I saw on Talking Points memo’s DC Wire that Senator Tom Harkin is sounding out Republican colleagues on a potential compromise for the Employee Free Choice Act, according to Roll Call. The Republican leadership will certainly try to filibuster this bill, and Democrats do not currently have 60 votes in favor. Some weaselly Democrats who voted for the EFCA in 2007 (knowing President Bush would veto it) are hedging now. In addition, Republican Senator Arlen Specter, who has supported the EFCA in the past, has flipped on the issue in light of a primary challenge from the right.
CEOs from three companies (Costco, Whole Foods and Starbucks) proposed a compromise on the EFCA recently. Harkin and other leading Democrats are not willing to accept that proposal for various reasons. For one thing, it would not include binding arbitration.
Earlier this month, Harkin had an excellent response to Republican critics who say we can’t afford to help labor unions now:
“In 1935, we passed the Wagner Act that promoted unionization and allowed unions to flourish, and at the time we were at around 20 percent unemployment. So tell me again why we can’t do this in a recession?” said Sen. Tom Harkin (D-Iowa), invoking the pro-labor changes of the New Deal. “This is the time to do it. This is exactly the time we should be insisting on a fairer playing field for people to organize themselves.”
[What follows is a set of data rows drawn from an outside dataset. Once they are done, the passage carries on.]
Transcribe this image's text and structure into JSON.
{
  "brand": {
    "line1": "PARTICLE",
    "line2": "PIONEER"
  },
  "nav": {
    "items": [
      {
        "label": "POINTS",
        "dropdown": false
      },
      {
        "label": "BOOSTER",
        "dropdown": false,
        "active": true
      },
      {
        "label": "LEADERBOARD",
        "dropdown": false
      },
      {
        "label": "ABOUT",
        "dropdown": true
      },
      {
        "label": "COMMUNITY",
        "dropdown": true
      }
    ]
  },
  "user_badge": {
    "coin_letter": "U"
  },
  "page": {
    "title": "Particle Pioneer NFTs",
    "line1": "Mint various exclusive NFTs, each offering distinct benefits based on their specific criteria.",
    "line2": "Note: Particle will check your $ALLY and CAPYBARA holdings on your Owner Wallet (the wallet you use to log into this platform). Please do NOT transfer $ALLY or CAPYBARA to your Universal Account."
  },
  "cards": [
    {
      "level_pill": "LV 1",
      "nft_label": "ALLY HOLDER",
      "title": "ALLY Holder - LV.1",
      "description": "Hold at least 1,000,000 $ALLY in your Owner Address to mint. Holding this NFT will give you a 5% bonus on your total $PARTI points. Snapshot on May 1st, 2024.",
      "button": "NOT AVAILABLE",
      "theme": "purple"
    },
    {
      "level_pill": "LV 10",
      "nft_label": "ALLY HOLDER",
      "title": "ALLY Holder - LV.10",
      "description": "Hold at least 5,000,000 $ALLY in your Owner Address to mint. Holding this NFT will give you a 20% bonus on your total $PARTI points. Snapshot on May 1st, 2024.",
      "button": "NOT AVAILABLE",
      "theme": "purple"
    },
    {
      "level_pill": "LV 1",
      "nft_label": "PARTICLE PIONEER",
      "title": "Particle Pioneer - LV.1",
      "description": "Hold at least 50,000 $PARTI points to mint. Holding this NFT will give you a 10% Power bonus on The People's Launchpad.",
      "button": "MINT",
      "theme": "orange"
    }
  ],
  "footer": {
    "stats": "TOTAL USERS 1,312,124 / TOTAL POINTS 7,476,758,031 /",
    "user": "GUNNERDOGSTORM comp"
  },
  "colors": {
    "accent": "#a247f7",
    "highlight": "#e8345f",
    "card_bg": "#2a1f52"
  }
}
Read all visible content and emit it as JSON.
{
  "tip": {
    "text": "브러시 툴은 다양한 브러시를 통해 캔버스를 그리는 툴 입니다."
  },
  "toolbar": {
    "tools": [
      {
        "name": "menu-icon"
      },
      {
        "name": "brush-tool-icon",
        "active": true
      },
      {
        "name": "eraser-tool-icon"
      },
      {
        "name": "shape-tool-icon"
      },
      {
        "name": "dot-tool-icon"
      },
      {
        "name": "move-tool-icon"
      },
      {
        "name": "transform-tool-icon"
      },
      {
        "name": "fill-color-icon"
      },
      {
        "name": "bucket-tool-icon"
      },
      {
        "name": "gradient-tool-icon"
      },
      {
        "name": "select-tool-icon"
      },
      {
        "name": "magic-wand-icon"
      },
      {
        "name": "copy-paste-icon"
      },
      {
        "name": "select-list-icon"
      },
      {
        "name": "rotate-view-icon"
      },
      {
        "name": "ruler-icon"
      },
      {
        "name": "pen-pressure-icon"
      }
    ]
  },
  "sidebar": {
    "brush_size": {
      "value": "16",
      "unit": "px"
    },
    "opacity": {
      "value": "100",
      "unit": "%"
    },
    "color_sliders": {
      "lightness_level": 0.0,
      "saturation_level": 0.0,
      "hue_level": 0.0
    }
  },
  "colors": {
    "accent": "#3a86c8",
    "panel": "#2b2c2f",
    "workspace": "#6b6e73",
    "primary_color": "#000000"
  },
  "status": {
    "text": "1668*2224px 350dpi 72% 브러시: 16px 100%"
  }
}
The Center for American Progress Action Fund created this outstanding web page supporting the Employee Free Choice Act. You’ll find many useful resources there, including a basic overview of what the EFCA would and would not do and an interactive map showing why unions are good for workers and the economy.
I clicked on Iowa and learned, “Union workers in Iowa make 8.40 percent ($1.48 per hour) more than non-union workers, on average.” (Click here and scroll down the page to see how the Center for Economic Policy Research calculated those figures.) Higher wages are not only good for individual families, they boost the economy as a whole consumer spending drives so much economic activity.
I am pessimistic about the prospects for passing the EFCA this year, but I give Harkin credit for trying to find a compromise that would still make it significantly easier for workers to form unions.